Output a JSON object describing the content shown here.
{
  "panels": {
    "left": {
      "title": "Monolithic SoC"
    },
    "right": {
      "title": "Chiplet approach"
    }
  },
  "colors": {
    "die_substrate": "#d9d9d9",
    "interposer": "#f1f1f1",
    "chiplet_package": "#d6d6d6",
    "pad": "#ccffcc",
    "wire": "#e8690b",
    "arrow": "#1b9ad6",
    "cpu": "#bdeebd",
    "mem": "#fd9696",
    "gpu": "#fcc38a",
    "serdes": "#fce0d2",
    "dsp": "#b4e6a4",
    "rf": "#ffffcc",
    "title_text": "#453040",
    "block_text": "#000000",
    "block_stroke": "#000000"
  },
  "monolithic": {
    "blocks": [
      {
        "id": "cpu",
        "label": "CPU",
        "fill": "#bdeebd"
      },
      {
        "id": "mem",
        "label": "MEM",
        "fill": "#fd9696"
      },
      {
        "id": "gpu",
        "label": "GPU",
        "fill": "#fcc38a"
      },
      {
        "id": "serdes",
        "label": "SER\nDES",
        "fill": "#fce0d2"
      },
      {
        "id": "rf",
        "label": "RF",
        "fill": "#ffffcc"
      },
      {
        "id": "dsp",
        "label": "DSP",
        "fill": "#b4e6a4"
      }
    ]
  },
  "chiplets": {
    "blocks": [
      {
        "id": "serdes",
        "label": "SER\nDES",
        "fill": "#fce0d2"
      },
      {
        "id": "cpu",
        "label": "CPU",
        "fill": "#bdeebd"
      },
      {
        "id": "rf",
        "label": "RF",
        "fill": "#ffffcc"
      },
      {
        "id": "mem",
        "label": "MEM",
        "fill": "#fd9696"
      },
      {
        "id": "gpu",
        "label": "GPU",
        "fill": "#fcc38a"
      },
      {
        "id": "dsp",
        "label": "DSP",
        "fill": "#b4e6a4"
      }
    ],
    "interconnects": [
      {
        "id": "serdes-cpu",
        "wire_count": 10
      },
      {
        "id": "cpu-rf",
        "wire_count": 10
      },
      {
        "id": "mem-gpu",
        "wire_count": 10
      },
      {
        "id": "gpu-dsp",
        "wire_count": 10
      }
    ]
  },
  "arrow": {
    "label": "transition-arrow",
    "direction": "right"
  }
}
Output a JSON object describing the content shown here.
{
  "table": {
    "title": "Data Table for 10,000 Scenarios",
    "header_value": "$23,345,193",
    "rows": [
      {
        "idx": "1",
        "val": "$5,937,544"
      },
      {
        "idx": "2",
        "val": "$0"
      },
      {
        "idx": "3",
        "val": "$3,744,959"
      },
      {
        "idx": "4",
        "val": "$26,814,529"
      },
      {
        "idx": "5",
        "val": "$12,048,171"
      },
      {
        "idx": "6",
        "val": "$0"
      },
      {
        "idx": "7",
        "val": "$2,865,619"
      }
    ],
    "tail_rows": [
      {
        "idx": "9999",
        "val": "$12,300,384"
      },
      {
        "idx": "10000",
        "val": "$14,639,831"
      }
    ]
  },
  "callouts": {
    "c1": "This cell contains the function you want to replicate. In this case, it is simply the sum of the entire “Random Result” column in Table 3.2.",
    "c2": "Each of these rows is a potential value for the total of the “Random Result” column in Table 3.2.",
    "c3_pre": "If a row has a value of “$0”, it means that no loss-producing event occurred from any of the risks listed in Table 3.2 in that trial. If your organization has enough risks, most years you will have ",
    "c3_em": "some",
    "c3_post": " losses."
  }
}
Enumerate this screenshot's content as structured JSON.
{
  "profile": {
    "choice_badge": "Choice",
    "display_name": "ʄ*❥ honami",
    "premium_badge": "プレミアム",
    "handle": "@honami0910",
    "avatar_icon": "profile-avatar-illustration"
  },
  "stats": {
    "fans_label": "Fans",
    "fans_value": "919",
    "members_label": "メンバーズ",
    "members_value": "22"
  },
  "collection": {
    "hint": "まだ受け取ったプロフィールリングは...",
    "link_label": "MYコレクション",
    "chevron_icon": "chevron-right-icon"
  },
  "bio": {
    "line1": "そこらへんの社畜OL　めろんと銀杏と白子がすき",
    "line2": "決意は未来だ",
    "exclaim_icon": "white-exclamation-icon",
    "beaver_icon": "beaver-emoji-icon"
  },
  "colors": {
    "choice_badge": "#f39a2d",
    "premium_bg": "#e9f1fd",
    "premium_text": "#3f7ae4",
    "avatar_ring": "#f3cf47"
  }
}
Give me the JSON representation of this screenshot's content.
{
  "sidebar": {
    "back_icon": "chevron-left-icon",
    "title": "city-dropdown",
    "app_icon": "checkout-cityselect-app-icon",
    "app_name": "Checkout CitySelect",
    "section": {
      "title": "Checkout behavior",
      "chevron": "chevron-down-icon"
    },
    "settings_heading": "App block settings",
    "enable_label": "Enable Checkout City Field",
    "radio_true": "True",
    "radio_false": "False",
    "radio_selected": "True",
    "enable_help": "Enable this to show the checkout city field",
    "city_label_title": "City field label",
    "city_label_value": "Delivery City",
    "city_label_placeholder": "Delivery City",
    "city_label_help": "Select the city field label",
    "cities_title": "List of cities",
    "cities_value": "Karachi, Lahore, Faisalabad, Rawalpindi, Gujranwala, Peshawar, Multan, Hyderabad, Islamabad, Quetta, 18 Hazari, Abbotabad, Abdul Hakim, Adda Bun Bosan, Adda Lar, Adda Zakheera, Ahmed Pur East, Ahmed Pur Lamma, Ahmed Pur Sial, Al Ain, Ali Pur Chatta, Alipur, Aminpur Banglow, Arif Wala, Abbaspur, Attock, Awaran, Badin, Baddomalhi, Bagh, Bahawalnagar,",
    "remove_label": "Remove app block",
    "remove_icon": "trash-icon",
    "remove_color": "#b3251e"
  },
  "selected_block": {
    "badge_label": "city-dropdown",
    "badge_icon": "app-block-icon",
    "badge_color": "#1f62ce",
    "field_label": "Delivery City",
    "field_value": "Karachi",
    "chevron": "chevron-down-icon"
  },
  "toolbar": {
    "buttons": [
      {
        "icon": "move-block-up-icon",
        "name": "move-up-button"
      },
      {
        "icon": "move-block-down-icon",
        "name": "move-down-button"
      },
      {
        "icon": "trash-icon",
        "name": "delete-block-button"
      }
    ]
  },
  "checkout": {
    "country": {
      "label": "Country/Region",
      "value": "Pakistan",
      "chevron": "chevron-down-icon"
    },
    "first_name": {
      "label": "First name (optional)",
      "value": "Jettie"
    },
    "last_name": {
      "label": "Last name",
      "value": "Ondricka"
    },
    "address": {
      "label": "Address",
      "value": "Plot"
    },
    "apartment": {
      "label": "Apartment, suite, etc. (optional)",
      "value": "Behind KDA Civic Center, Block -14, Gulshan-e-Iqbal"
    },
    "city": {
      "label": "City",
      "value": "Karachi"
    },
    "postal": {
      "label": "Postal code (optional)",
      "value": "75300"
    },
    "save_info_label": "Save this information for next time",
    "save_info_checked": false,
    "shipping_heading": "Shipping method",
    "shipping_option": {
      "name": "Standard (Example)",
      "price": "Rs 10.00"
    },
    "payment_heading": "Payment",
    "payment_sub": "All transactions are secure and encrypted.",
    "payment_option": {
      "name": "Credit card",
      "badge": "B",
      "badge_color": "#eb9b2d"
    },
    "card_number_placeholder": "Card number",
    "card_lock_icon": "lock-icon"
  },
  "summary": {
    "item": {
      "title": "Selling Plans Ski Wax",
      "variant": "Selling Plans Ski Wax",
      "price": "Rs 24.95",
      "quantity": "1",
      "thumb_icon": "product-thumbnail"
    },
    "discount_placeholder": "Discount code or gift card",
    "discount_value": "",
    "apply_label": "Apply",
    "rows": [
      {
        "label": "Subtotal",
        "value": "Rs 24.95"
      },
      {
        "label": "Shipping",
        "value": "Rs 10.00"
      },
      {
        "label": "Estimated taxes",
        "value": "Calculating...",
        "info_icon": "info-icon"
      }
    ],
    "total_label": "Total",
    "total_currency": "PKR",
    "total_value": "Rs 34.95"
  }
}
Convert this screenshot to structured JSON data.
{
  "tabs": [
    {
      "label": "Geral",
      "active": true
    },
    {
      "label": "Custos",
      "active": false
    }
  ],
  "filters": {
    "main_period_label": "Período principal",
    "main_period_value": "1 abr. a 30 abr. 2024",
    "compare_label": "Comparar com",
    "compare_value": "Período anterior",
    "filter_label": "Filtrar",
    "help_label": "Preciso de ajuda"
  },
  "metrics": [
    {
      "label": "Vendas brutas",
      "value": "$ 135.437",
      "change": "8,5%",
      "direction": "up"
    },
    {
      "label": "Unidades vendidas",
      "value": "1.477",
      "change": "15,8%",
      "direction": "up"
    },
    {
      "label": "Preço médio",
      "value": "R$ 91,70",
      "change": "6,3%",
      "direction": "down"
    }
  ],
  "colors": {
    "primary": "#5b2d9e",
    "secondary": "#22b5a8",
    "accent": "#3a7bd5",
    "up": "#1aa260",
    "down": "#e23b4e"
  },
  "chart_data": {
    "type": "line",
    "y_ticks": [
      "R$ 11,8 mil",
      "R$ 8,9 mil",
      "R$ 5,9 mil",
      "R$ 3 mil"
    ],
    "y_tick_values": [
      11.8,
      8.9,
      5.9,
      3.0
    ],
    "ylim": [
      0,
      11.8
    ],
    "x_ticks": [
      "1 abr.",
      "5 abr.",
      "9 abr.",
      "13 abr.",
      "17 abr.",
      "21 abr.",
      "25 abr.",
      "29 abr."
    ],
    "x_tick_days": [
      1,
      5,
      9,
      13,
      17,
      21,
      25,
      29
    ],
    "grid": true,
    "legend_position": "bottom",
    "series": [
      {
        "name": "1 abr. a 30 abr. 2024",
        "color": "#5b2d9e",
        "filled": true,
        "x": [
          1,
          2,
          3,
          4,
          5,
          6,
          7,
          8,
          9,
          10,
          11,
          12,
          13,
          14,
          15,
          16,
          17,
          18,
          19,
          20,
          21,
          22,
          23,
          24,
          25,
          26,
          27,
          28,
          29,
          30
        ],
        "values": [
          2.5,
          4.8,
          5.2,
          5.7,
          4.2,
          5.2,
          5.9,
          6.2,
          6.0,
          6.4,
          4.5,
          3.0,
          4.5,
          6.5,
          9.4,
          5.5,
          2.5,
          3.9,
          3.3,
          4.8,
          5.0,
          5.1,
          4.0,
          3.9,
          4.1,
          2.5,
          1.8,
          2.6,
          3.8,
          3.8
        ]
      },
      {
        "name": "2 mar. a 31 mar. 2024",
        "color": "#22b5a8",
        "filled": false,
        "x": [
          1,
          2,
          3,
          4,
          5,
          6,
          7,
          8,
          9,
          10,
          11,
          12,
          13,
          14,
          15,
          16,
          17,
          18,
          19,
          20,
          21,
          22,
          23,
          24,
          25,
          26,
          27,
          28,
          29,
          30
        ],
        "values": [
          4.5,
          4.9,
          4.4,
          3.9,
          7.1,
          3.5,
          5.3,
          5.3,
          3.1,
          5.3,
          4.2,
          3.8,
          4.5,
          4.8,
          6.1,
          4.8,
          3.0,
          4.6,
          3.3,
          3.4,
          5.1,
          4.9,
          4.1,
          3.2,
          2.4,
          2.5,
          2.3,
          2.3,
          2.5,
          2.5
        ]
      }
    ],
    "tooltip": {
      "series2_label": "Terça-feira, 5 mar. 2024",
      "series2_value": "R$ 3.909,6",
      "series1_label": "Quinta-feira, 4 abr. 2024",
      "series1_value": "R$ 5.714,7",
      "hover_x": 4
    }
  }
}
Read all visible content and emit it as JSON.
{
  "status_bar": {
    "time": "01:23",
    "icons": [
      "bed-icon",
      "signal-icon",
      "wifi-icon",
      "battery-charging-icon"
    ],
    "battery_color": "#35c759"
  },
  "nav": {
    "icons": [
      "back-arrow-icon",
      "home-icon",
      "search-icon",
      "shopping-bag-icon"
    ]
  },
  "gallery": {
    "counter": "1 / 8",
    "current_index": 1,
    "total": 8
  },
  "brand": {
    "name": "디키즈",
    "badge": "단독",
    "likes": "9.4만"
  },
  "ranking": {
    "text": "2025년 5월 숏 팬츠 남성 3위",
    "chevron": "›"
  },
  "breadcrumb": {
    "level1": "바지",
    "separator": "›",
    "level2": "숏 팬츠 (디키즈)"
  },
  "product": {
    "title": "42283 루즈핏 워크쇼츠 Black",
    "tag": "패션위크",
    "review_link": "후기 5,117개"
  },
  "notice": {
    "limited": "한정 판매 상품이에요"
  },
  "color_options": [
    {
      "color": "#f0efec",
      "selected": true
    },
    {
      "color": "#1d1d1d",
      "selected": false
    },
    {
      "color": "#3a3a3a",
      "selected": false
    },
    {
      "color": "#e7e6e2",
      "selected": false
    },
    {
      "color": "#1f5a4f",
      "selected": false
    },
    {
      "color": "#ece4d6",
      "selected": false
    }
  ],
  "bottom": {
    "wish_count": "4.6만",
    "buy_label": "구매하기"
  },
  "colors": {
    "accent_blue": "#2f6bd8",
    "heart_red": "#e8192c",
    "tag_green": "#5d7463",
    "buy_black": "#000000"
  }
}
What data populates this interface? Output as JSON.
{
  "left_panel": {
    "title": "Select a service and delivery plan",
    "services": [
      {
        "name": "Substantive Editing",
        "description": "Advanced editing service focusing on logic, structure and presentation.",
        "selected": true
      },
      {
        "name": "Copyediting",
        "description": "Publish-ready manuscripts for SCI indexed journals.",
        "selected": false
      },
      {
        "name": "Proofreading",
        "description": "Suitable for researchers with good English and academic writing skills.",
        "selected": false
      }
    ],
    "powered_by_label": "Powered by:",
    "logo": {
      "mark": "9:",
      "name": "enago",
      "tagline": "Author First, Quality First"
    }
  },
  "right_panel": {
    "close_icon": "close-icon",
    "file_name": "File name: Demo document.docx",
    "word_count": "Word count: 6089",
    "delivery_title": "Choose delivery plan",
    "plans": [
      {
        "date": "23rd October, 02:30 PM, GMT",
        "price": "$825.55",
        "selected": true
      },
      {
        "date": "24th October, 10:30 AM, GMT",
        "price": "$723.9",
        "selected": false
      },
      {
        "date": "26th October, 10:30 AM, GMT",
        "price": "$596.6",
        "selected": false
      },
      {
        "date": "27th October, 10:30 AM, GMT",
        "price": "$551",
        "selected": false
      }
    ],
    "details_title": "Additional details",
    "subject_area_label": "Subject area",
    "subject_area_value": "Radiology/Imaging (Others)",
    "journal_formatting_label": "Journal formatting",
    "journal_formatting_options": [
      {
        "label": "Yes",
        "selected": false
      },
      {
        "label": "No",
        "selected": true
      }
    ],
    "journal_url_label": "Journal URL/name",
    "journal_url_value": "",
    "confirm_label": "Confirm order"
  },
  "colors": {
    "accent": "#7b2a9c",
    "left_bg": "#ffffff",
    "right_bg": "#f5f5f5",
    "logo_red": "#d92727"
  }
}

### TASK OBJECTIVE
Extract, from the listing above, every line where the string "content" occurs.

### ANSWER SECTION
Output a JSON object describing the content shown here.
Output a JSON object describing the content shown here.
Enumerate this screenshot's content as structured JSON.
Give me the JSON representation of this screenshot's content.
Read all visible content and emit it as JSON.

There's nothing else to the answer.